    • Good assumption

      @TardHugger@... <br>If MS is required by U.S. law to turn over any data that may be under their control to the U.S. authorities on demand, then they really can't make any guarantees of compliance with EU privacy laws.<br><br>Reply to TardHugger:<br><br>MS, as a US corporation, is bound by U.S. law no matter what it and the UK authorities agree. Ultimately, the only ways out of this impasse are for Congress to amend the Patriot Act, for the European Parliament to amend its privacy statute, or for MS and other US corporations to stop providing data services in the EU. And any of the three would have to be done publicly.
      John L. Ries
      • RE: Microsoft's European 'cloud pact' still does not protect data against FISA, Patriot Act

        @John L. Ries maybe true, but the article states as fact without real evidence, it is assumption that the last MS/Parliament statements before the pact was signed stands, My point is the author seems to take his assumption (no matter how obvious he feels that assumption is) and states it as fact he knows as well as anybody, most people (lemmings) will take his position because it is written down as absolute truth, he has a responsibility to be clear that it is his educated assumption and not fact.

        Technically nobody in the public knows for sure what is in the pact yet or what wrangling is being done with the US and EU over all of this.
  • More with the tin foil hats?

    More tin foil hat stuff?

    Yes, Microsoft has the power and ability to sign agreements with the EU, agreements that supersede US law and supersede the US constitution.

    Not to create a totally different type of tin foil hat brigade but the covert arm of most Governments do not follow laws when covertly gathering intelligence.

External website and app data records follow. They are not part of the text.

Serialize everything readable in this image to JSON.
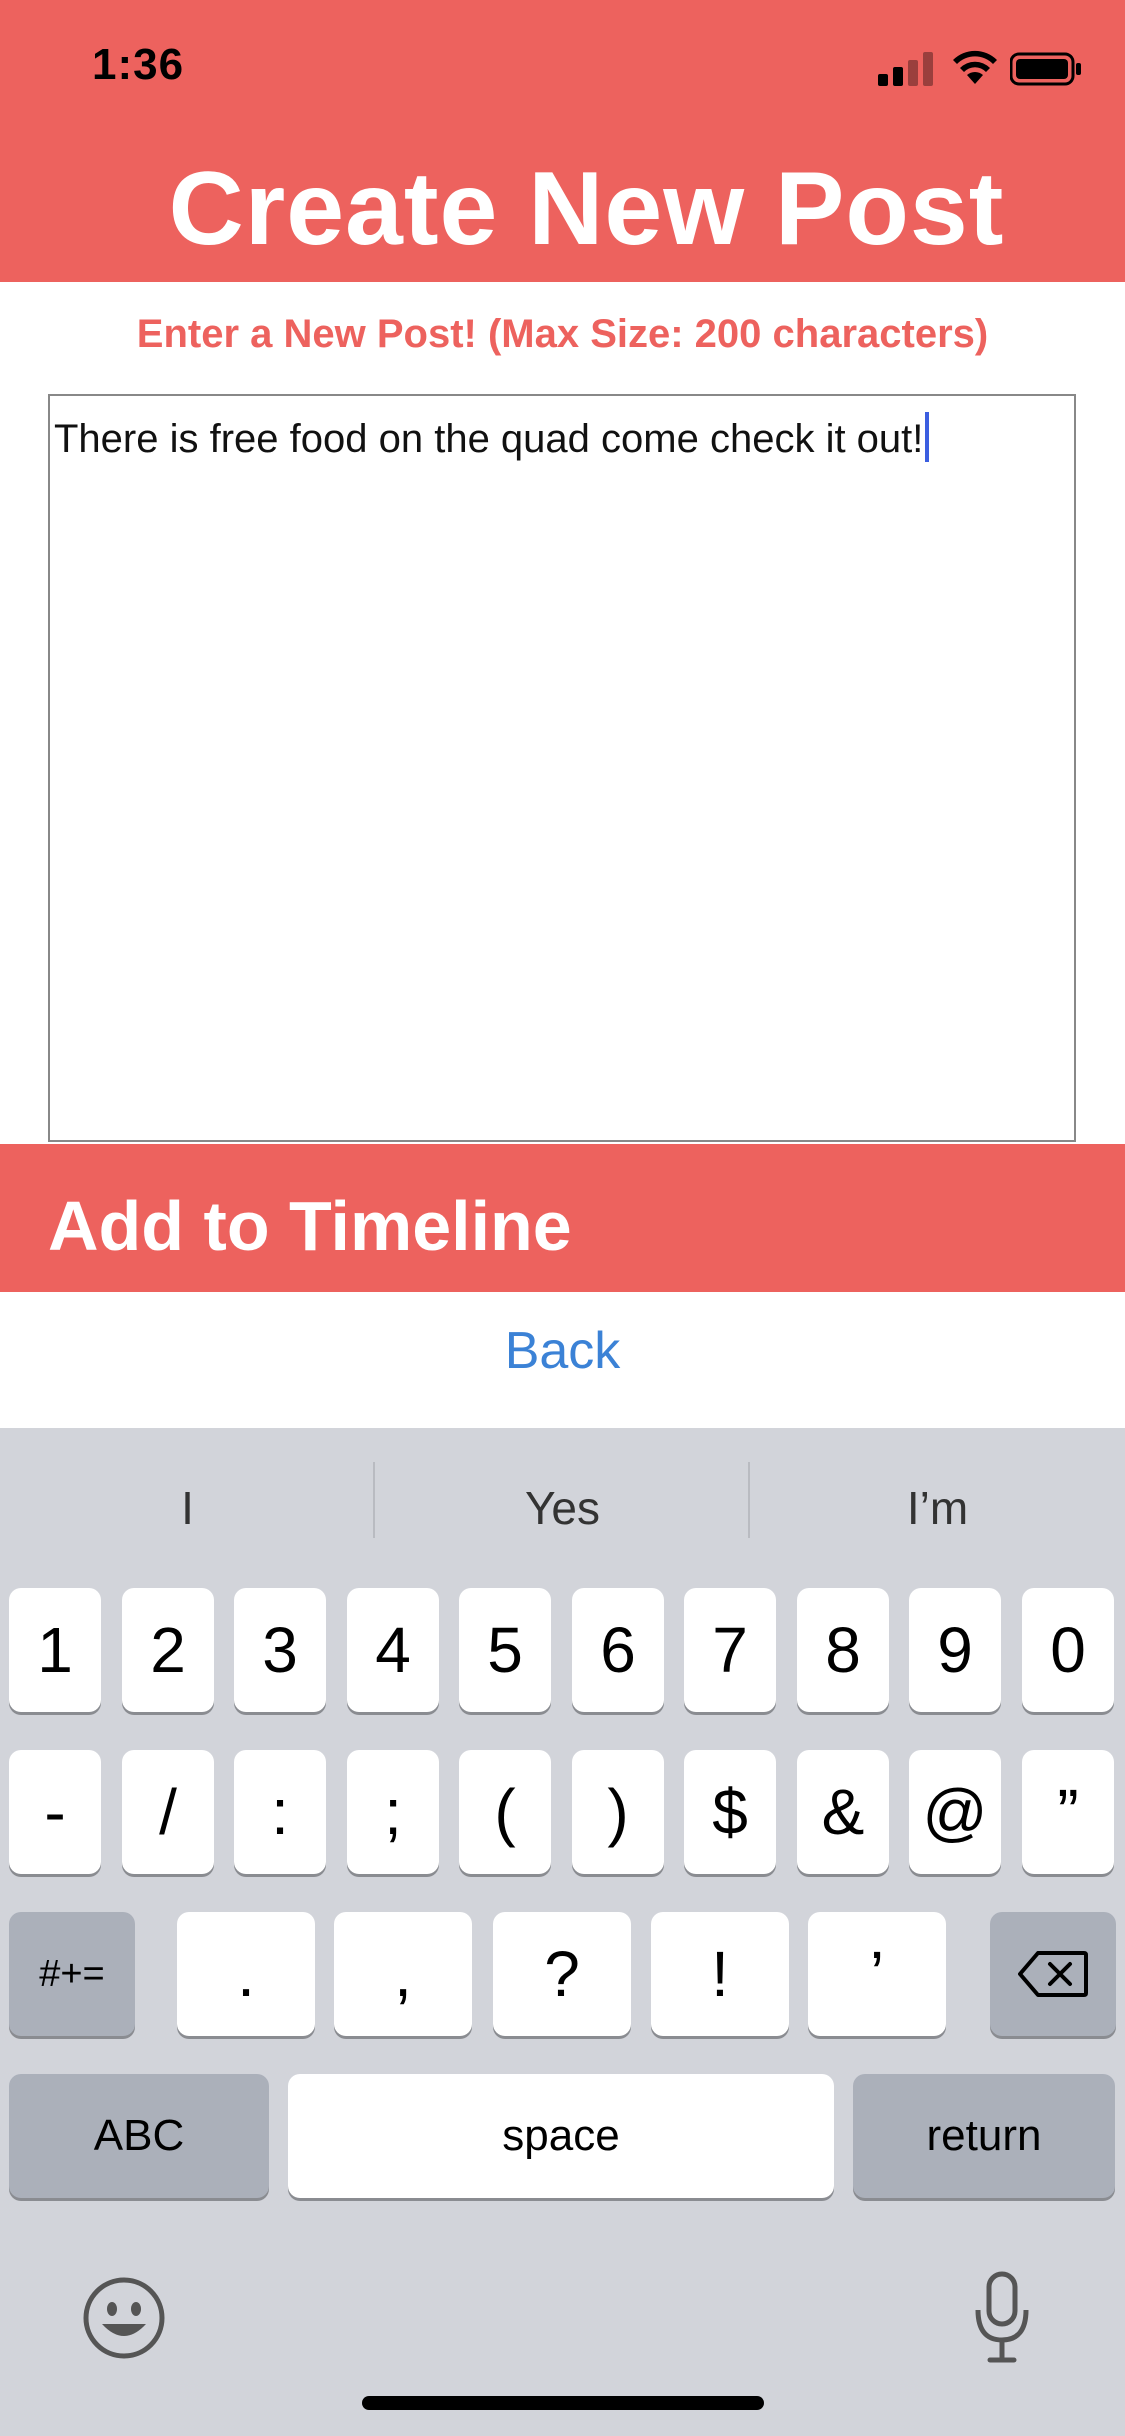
{
  "status_bar": {
    "time": "1:36"
  },
  "header": {
    "title": "Create New Post"
  },
  "prompt": "Enter a New Post! (Max Size: 200 characters)",
  "post_input": {
    "value": "There is free food on the quad come check it out!"
  },
  "add_button": {
    "label": "Add to Timeline"
  },
  "back_button": {
    "label": "Back"
  },
  "keyboard": {
    "suggestions": [
      "I",
      "Yes",
      "I’m"
    ],
    "numbers": [
      "1",
      "2",
      "3",
      "4",
      "5",
      "6",
      "7",
      "8",
      "9",
      "0"
    ],
    "symbols": [
      "-",
      "/",
      ":",
      ";",
      "(",
      ")",
      "$",
      "&",
      "@",
      "”"
    ],
    "shift_key": "#+=",
    "punctuation": [
      ".",
      ",",
      "?",
      "!",
      "’"
    ],
    "abc_key": "ABC",
    "space_key": "space",
    "return_key": "return",
    "icons": {
      "delete": "backspace-icon",
      "emoji": "emoji-icon",
      "mic": "microphone-icon"
    }
  },
  "colors": {
    "accent": "#ED625E",
    "link": "#3B82D6",
    "keyboard_bg": "#D2D4DA",
    "caret": "#3B5EE0"
  }
}
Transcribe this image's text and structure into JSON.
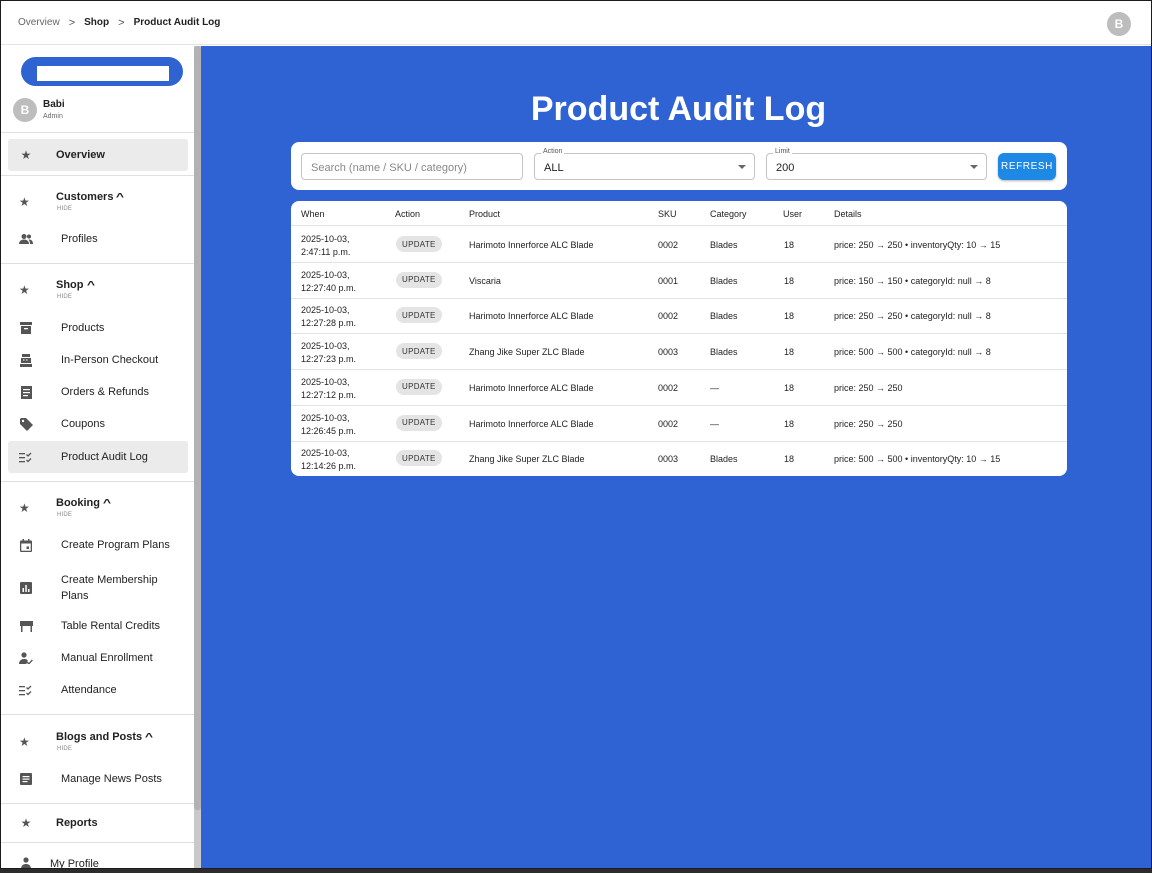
{
  "breadcrumb": {
    "items": [
      "Overview",
      "Shop",
      "Product Audit Log"
    ],
    "separator": ">"
  },
  "top_avatar": "B",
  "user": {
    "initial": "B",
    "name": "Babi",
    "role": "Admin"
  },
  "sidebar": {
    "overview": "Overview",
    "customers": {
      "title": "Customers",
      "hide": "HIDE",
      "items": [
        "Profiles"
      ]
    },
    "shop": {
      "title": "Shop",
      "hide": "HIDE",
      "items": [
        "Products",
        "In-Person Checkout",
        "Orders & Refunds",
        "Coupons",
        "Product Audit Log"
      ]
    },
    "booking": {
      "title": "Booking",
      "hide": "HIDE",
      "items": [
        "Create Program Plans",
        "Create Membership Plans",
        "Table Rental Credits",
        "Manual Enrollment",
        "Attendance"
      ]
    },
    "blogs": {
      "title": "Blogs and Posts",
      "hide": "HIDE",
      "items": [
        "Manage News Posts"
      ]
    },
    "reports": "Reports",
    "my_profile": "My Profile"
  },
  "page_title": "Product Audit Log",
  "filters": {
    "search_placeholder": "Search (name / SKU / category)",
    "action_label": "Action",
    "action_value": "ALL",
    "limit_label": "Limit",
    "limit_value": "200",
    "refresh_label": "REFRESH"
  },
  "table": {
    "headers": [
      "When",
      "Action",
      "Product",
      "SKU",
      "Category",
      "User",
      "Details"
    ],
    "rows": [
      {
        "when": [
          "2025-10-03,",
          "2:47:11 p.m."
        ],
        "action": "UPDATE",
        "product": "Harimoto Innerforce ALC Blade",
        "sku": "0002",
        "category": "Blades",
        "user": "18",
        "details": "price: 250 → 250 • inventoryQty: 10 → 15"
      },
      {
        "when": [
          "2025-10-03,",
          "12:27:40 p.m."
        ],
        "action": "UPDATE",
        "product": "Viscaria",
        "sku": "0001",
        "category": "Blades",
        "user": "18",
        "details": "price: 150 → 150 • categoryId: null → 8"
      },
      {
        "when": [
          "2025-10-03,",
          "12:27:28 p.m."
        ],
        "action": "UPDATE",
        "product": "Harimoto Innerforce ALC Blade",
        "sku": "0002",
        "category": "Blades",
        "user": "18",
        "details": "price: 250 → 250 • categoryId: null → 8"
      },
      {
        "when": [
          "2025-10-03,",
          "12:27:23 p.m."
        ],
        "action": "UPDATE",
        "product": "Zhang Jike Super ZLC Blade",
        "sku": "0003",
        "category": "Blades",
        "user": "18",
        "details": "price: 500 → 500 • categoryId: null → 8"
      },
      {
        "when": [
          "2025-10-03,",
          "12:27:12 p.m."
        ],
        "action": "UPDATE",
        "product": "Harimoto Innerforce ALC Blade",
        "sku": "0002",
        "category": "—",
        "user": "18",
        "details": "price: 250 → 250"
      },
      {
        "when": [
          "2025-10-03,",
          "12:26:45 p.m."
        ],
        "action": "UPDATE",
        "product": "Harimoto Innerforce ALC Blade",
        "sku": "0002",
        "category": "—",
        "user": "18",
        "details": "price: 250 → 250"
      },
      {
        "when": [
          "2025-10-03,",
          "12:14:26 p.m."
        ],
        "action": "UPDATE",
        "product": "Zhang Jike Super ZLC Blade",
        "sku": "0003",
        "category": "Blades",
        "user": "18",
        "details": "price: 500 → 500 • inventoryQty: 10 → 15"
      }
    ]
  },
  "colors": {
    "main_bg": "#2f62d2",
    "accent_button": "#1e88e5",
    "pill": "#2f63d1"
  }
}
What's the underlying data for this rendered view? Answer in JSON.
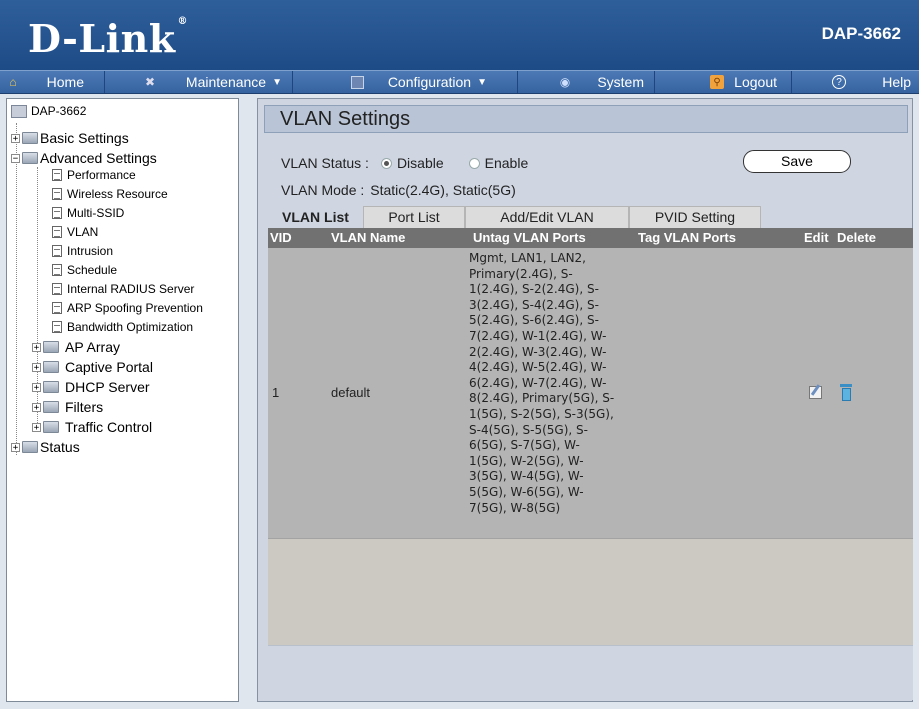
{
  "header": {
    "brand": "D-Link",
    "model": "DAP-3662"
  },
  "menu": [
    {
      "label": "Home",
      "icon": "home-icon",
      "caret": false
    },
    {
      "label": "Maintenance",
      "icon": "tools-icon",
      "caret": true
    },
    {
      "label": "Configuration",
      "icon": "floppy-icon",
      "caret": true
    },
    {
      "label": "System",
      "icon": "system-icon",
      "caret": false
    },
    {
      "label": "Logout",
      "icon": "key-icon",
      "caret": false
    },
    {
      "label": "Help",
      "icon": "help-icon",
      "caret": false
    }
  ],
  "tree": {
    "root": "DAP-3662",
    "items": [
      "Basic Settings",
      "Advanced Settings",
      "Performance",
      "Wireless Resource",
      "Multi-SSID",
      "VLAN",
      "Intrusion",
      "Schedule",
      "Internal RADIUS Server",
      "ARP Spoofing Prevention",
      "Bandwidth Optimization",
      "AP Array",
      "Captive Portal",
      "DHCP Server",
      "Filters",
      "Traffic Control",
      "Status"
    ]
  },
  "page": {
    "title": "VLAN Settings",
    "status_label": "VLAN Status :",
    "status_options": [
      "Disable",
      "Enable"
    ],
    "status_selected": "Disable",
    "mode_label": "VLAN Mode :",
    "mode_value": "Static(2.4G),  Static(5G)",
    "save_label": "Save"
  },
  "tabs": [
    "VLAN List",
    "Port List",
    "Add/Edit VLAN",
    "PVID Setting"
  ],
  "table": {
    "headers": [
      "VID",
      "VLAN Name",
      "Untag VLAN Ports",
      "Tag VLAN Ports",
      "Edit",
      "Delete"
    ],
    "row": {
      "vid": "1",
      "name": "default",
      "untag_lines": [
        "Mgmt, LAN1, LAN2,",
        "Primary(2.4G), S-",
        "1(2.4G), S-2(2.4G), S-",
        "3(2.4G), S-4(2.4G), S-",
        "5(2.4G), S-6(2.4G), S-",
        "7(2.4G), W-1(2.4G), W-",
        "2(2.4G), W-3(2.4G), W-",
        "4(2.4G), W-5(2.4G), W-",
        "6(2.4G), W-7(2.4G), W-",
        "8(2.4G), Primary(5G), S-",
        "1(5G), S-2(5G), S-3(5G),",
        "S-4(5G), S-5(5G), S-",
        "6(5G), S-7(5G), W-",
        "1(5G), W-2(5G), W-",
        "3(5G), W-4(5G), W-",
        "5(5G), W-6(5G), W-",
        "7(5G), W-8(5G)"
      ],
      "tag": ""
    }
  },
  "colors": {
    "header_bg": "#1d4b86",
    "menubar_bg": "#3563a0",
    "content_bg": "#cfd6e2",
    "table_header": "#717171",
    "table_row": "#b4b4b4"
  }
}
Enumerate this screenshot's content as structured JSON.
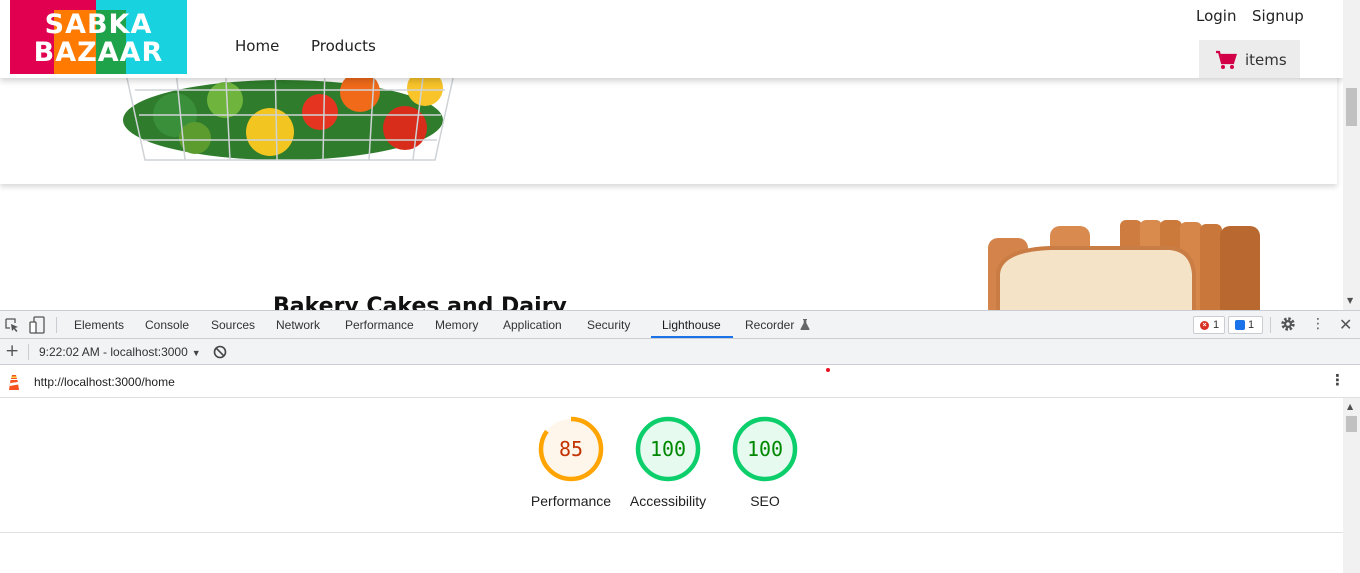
{
  "site": {
    "logo_line1": "SABKA",
    "logo_line2": "BAZAAR",
    "nav": {
      "home": "Home",
      "products": "Products"
    },
    "auth": {
      "login": "Login",
      "signup": "Signup"
    },
    "cart": {
      "label": "items",
      "icon": "cart-icon"
    },
    "bakery_title": "Bakery Cakes and Dairy"
  },
  "devtools": {
    "tabs": [
      "Elements",
      "Console",
      "Sources",
      "Network",
      "Performance",
      "Memory",
      "Application",
      "Security",
      "Lighthouse",
      "Recorder"
    ],
    "active_tab": "Lighthouse",
    "error_count": "1",
    "message_count": "1",
    "report_select": "9:22:02 AM - localhost:3000",
    "report_url": "http://localhost:3000/home"
  },
  "lighthouse": {
    "scores": [
      {
        "label": "Performance",
        "score": "85",
        "value": 85,
        "color": "#ffa400",
        "text_color": "#c33300",
        "bg": "#fff6eb"
      },
      {
        "label": "Accessibility",
        "score": "100",
        "value": 100,
        "color": "#0cce6b",
        "text_color": "#008800",
        "bg": "#e6faf0"
      },
      {
        "label": "SEO",
        "score": "100",
        "value": 100,
        "color": "#0cce6b",
        "text_color": "#008800",
        "bg": "#e6faf0"
      }
    ]
  },
  "colors": {
    "accent": "#1a73e8",
    "brand_pink": "#e0004f",
    "cart_icon": "#d10047"
  }
}
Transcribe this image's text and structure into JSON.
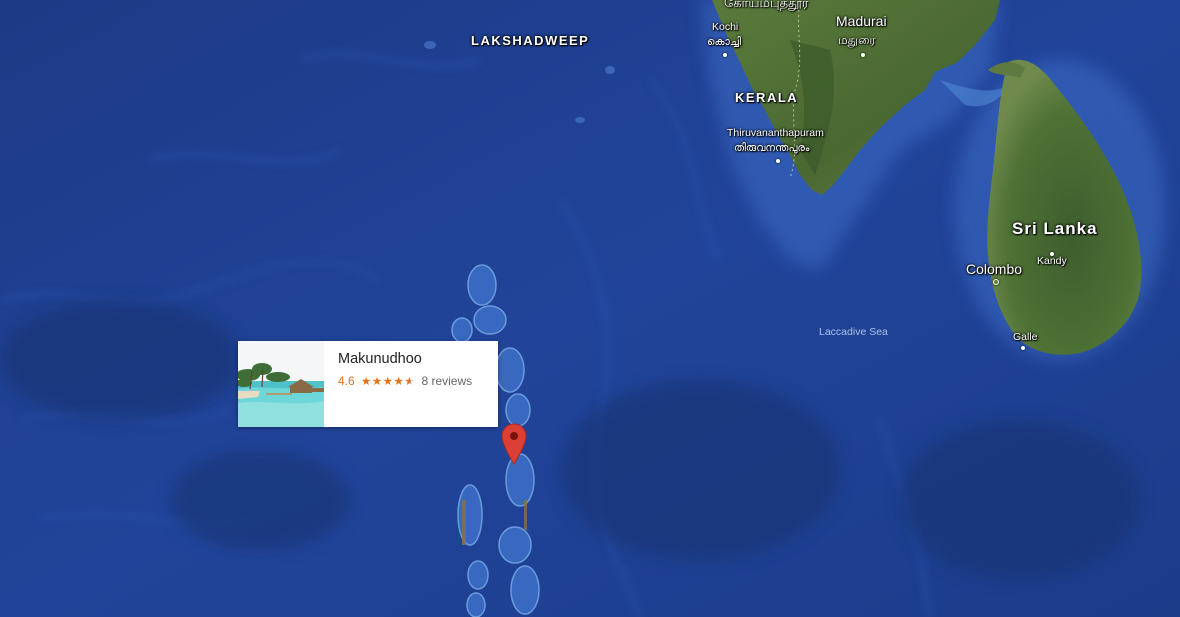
{
  "map": {
    "view": "satellite",
    "place_labels": {
      "kovaipudur": "கோயமபுததூர",
      "madurai": "Madurai",
      "madurai_local": "மதுரை",
      "kochi": "Kochi",
      "kochi_local": "കൊച്ചി",
      "lakshadweep": "LAKSHADWEEP",
      "kerala": "KERALA",
      "thiruvananthapuram": "Thiruvananthapuram",
      "thiruvananthapuram_local": "തിരുവനന്തപുരം",
      "sri_lanka": "Sri Lanka",
      "kandy": "Kandy",
      "colombo": "Colombo",
      "galle": "Galle",
      "laccadive_sea": "Laccadive Sea"
    }
  },
  "info_card": {
    "title": "Makunudhoo",
    "rating": "4.6",
    "stars": "★★★★★",
    "rating_value": 4.6,
    "rating_max": 5,
    "reviews": "8 reviews"
  },
  "marker": {
    "icon": "map-pin-icon",
    "color": "#db3f35"
  },
  "colors": {
    "ocean": "#1e3f8c",
    "land": "#4f6c36",
    "rating": "#e7711b"
  }
}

Chances are it is not the Patriot act that the people of the world need to be concerned with. At least if the FBI officially gathers information they also need to officially properly protect and properly utilize the information. If a covert arm of some Government gathers the same information, they do with it as they please.

    I could not care less about the Patriot act collecting my information. What I do care about is some company spouting all sorts of confidentiality protection rules that govern the information I give the company and then that company sells my information. What I do care about is some company arbitrarily changing my preselected security measures for my account and, without my approval, opening parts of my account to the general public or opening my account to any company that will pay. What I do care about is some company making my confidential information available for use by those who make their living by stealing identities.

    If you???re going to put on a tin foil hat, you should put it on for the correct reason. I do not believe anyone's identity has ever been stolen because of the US using the Patriot act to try and follow money being laundered by terrorists. On the other side though, many peoples identitys have been stolen from companies that were lax with the information trusted to them.